[[ Available data, beginning ]]

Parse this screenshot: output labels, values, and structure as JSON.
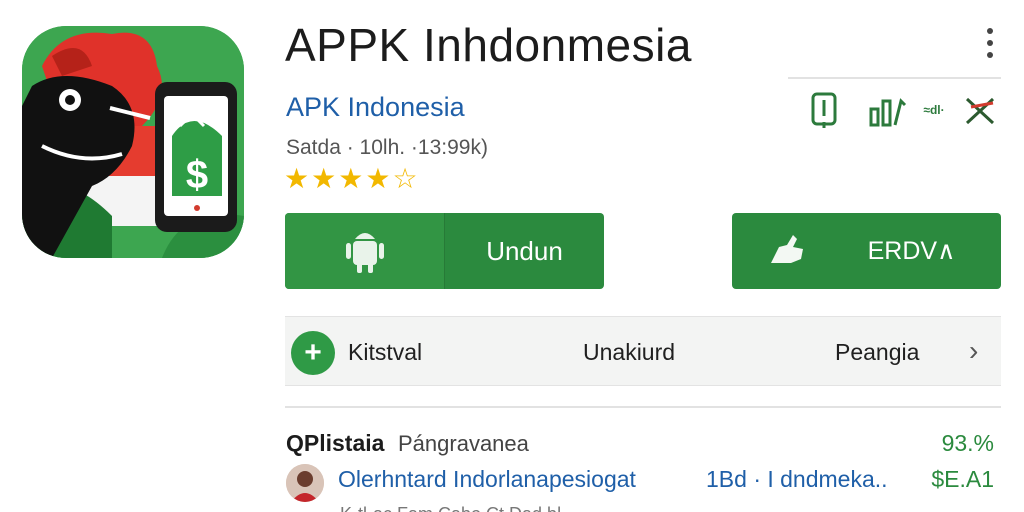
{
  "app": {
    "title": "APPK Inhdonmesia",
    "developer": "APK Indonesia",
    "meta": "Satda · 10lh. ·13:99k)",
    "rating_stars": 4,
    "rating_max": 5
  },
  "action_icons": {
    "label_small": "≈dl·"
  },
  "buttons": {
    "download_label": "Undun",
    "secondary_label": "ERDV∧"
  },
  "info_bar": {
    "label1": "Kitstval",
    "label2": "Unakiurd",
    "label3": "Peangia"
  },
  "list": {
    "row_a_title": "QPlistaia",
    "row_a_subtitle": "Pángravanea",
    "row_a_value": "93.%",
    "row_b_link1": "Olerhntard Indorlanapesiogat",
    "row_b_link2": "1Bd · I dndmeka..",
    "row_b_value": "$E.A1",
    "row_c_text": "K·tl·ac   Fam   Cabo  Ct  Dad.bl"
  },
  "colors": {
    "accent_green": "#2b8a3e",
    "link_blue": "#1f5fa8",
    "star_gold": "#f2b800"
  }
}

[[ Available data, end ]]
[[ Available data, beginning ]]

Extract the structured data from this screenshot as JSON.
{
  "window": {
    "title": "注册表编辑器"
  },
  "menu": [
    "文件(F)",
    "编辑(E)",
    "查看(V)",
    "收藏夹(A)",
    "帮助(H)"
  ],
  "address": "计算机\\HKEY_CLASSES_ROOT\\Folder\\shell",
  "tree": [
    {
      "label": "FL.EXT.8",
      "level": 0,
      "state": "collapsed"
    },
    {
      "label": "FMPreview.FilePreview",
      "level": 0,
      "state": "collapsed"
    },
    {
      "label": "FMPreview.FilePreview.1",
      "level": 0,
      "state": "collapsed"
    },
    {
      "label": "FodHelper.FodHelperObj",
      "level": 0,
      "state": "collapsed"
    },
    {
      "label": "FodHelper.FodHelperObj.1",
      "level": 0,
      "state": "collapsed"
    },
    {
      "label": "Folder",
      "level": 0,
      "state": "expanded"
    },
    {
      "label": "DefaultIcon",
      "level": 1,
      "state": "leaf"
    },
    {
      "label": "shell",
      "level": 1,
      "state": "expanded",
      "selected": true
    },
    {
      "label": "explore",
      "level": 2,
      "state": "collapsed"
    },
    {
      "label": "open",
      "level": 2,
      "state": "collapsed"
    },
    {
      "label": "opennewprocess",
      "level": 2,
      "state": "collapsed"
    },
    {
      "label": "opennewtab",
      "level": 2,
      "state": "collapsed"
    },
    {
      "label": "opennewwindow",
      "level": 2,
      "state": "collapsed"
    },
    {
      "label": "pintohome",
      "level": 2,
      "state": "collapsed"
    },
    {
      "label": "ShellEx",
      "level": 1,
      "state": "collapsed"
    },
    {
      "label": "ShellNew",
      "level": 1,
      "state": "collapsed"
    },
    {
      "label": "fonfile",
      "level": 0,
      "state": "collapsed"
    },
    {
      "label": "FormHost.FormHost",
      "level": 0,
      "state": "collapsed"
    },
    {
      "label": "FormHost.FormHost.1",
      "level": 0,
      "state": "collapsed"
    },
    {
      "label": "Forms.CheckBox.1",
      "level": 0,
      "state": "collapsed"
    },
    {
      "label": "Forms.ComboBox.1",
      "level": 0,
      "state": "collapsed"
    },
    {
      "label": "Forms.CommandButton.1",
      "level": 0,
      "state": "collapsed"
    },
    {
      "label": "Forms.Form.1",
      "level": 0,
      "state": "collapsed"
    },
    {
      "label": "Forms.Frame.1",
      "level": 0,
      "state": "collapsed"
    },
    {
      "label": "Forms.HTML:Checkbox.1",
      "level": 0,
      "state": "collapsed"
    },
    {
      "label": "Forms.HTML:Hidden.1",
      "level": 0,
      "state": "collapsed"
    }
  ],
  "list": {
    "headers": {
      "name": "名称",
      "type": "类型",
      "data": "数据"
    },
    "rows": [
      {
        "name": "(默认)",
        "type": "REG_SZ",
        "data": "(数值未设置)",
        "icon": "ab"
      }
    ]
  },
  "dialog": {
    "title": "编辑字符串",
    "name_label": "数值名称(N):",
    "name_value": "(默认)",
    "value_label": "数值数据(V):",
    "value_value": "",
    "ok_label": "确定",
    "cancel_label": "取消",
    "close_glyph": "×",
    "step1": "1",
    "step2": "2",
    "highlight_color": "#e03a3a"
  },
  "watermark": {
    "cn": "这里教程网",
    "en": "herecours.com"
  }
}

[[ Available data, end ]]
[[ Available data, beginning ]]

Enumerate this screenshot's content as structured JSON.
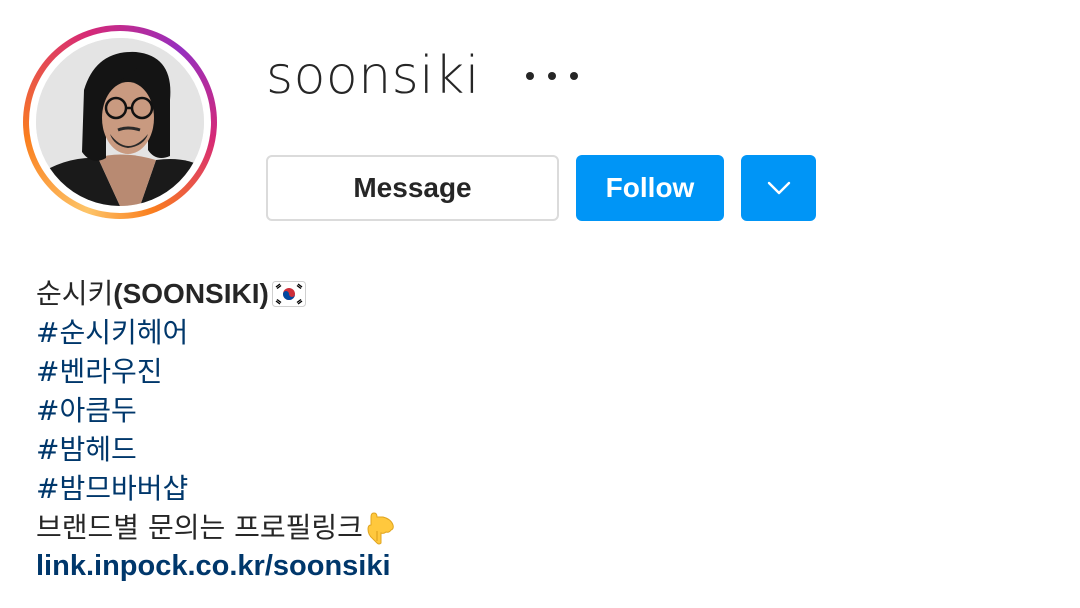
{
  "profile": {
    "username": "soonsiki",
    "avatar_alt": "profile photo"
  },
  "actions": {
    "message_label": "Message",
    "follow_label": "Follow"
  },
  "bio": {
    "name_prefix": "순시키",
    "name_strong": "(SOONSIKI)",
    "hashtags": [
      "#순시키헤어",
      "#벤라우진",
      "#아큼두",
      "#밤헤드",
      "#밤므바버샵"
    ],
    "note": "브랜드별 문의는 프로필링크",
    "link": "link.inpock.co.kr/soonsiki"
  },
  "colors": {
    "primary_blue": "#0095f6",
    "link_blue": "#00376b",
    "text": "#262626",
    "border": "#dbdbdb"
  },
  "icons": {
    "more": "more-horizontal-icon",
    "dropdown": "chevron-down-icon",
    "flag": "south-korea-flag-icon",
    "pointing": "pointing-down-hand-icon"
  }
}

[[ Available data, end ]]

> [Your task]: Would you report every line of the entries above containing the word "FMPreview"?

> [Answer for this exercise]:
      "label": "FMPreview.FilePreview",
      "label": "FMPreview.FilePreview.1",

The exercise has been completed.